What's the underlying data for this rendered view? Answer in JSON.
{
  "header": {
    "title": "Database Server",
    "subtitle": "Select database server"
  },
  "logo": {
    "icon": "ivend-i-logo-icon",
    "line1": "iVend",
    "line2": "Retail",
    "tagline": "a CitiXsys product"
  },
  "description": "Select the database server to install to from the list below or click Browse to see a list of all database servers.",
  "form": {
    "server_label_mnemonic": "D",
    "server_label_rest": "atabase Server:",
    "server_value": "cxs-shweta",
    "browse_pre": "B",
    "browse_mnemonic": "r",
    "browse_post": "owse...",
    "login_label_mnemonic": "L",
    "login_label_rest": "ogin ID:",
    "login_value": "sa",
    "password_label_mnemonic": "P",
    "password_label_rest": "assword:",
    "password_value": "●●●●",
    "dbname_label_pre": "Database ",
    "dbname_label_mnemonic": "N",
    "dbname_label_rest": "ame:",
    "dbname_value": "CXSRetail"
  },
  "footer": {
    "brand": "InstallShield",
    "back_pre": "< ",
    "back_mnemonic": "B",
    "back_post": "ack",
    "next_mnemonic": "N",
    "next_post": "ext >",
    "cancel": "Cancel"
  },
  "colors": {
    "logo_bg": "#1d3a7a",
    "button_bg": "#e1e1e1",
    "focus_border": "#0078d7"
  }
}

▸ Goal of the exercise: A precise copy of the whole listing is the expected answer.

▸ Exercise result:
What's the underlying data for this rendered view? Answer in JSON.
{
  "header": {
    "title": "Database Server",
    "subtitle": "Select database server"
  },
  "logo": {
    "icon": "ivend-i-logo-icon",
    "line1": "iVend",
    "line2": "Retail",
    "tagline": "a CitiXsys product"
  },
  "description": "Select the database server to install to from the list below or click Browse to see a list of all database servers.",
  "form": {
    "server_label_mnemonic": "D",
    "server_label_rest": "atabase Server:",
    "server_value": "cxs-shweta",
    "browse_pre": "B",
    "browse_mnemonic": "r",
    "browse_post": "owse...",
    "login_label_mnemonic": "L",
    "login_label_rest": "ogin ID:",
    "login_value": "sa",
    "password_label_mnemonic": "P",
    "password_label_rest": "assword:",
    "password_value": "●●●●",
    "dbname_label_pre": "Database ",
    "dbname_label_mnemonic": "N",
    "dbname_label_rest": "ame:",
    "dbname_value": "CXSRetail"
  },
  "footer": {
    "brand": "InstallShield",
    "back_pre": "< ",
    "back_mnemonic": "B",
    "back_post": "ack",
    "next_mnemonic": "N",
    "next_post": "ext >",
    "cancel": "Cancel"
  },
  "colors": {
    "logo_bg": "#1d3a7a",
    "button_bg": "#e1e1e1",
    "focus_border": "#0078d7"
  }
}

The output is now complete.